**What is needed:** Check each line of the material that follows, and copy those holding the string "honeystreasures".

**Records to process:**
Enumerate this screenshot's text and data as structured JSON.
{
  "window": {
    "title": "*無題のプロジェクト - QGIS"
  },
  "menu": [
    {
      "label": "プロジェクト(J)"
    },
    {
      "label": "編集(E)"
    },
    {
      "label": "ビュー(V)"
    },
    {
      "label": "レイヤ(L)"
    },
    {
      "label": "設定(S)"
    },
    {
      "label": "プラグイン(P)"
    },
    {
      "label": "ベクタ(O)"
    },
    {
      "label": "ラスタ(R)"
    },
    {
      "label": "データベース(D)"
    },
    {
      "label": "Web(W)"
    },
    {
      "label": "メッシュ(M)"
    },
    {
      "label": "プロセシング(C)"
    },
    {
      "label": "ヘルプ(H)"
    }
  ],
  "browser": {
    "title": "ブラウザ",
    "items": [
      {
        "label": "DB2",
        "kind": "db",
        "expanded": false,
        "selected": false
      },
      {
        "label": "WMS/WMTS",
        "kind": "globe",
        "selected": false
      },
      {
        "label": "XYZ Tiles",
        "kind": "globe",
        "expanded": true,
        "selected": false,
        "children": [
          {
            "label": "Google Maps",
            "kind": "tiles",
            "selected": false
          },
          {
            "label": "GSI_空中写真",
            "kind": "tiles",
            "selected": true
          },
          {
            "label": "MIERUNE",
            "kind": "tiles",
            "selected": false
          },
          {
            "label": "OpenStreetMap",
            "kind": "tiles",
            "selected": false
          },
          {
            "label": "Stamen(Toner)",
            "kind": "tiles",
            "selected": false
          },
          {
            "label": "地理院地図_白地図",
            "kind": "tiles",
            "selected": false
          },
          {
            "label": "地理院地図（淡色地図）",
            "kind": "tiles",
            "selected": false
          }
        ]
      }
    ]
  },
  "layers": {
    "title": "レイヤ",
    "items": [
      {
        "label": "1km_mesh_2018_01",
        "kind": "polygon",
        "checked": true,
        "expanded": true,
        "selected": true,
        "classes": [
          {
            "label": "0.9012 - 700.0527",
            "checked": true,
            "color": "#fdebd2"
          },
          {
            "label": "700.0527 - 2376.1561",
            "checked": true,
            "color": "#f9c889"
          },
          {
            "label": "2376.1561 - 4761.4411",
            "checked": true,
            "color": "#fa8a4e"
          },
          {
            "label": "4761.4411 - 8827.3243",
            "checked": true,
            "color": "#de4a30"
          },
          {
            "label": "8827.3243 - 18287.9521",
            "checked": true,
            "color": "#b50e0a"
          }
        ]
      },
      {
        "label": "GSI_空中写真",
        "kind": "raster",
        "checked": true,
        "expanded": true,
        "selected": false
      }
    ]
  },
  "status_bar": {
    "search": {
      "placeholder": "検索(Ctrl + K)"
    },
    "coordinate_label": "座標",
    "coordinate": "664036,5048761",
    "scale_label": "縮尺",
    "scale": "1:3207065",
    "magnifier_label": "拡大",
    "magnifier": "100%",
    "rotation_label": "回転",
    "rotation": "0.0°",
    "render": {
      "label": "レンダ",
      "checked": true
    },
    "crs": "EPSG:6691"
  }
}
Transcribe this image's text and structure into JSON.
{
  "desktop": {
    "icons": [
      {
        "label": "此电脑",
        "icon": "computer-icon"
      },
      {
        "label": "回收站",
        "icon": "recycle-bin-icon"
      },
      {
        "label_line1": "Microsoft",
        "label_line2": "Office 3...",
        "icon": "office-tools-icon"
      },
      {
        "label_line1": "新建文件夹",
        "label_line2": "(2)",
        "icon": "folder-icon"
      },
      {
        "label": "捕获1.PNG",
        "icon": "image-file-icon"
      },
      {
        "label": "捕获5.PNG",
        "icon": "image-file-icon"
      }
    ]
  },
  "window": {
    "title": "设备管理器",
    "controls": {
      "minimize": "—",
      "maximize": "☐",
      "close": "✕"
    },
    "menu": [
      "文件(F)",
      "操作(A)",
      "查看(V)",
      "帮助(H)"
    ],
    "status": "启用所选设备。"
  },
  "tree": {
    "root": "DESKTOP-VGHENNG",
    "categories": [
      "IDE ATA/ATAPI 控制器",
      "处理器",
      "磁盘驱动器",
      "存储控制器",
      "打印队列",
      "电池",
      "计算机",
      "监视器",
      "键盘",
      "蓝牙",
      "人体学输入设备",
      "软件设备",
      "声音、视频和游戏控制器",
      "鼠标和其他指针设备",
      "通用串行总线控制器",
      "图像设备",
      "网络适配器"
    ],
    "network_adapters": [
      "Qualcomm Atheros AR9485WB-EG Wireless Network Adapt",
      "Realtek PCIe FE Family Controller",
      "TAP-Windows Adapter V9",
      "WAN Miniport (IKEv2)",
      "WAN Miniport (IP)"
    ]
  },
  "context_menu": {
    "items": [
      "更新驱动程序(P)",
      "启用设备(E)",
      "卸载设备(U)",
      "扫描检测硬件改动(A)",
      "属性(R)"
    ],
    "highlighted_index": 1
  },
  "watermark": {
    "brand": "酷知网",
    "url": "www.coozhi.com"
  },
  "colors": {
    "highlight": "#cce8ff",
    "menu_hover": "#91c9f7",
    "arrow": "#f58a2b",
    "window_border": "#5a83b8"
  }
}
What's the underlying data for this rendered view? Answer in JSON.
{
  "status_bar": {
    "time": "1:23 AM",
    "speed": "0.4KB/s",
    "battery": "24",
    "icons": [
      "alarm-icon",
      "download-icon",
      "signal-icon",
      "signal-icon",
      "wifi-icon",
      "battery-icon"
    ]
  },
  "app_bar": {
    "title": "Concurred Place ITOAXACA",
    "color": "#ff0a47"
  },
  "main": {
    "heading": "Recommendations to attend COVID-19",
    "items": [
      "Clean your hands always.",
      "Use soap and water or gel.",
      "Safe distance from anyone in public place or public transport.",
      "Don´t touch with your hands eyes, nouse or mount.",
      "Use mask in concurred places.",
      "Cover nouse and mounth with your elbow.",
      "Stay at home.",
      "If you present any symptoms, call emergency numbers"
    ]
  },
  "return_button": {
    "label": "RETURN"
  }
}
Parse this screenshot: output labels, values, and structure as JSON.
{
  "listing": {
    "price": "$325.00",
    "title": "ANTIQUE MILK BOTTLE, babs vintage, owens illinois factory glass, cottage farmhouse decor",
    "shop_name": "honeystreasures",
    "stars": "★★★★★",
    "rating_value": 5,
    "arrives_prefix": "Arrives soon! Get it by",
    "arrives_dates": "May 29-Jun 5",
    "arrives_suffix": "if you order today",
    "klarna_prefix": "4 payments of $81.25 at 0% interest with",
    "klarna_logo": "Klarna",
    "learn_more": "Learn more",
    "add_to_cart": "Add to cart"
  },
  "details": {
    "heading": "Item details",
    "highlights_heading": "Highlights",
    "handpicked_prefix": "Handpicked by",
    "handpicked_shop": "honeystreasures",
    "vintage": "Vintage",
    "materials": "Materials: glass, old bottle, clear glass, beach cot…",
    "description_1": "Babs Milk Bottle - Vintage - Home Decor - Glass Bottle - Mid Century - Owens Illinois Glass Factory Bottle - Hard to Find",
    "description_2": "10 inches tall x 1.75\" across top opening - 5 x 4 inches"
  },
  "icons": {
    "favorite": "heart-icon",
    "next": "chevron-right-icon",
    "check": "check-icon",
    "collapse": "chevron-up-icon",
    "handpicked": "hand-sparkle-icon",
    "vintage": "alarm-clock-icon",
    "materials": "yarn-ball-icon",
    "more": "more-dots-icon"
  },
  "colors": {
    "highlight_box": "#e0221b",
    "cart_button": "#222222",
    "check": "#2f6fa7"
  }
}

**Task answer:**
    "shop_name": "honeystreasures",
    "handpicked_shop": "honeystreasures",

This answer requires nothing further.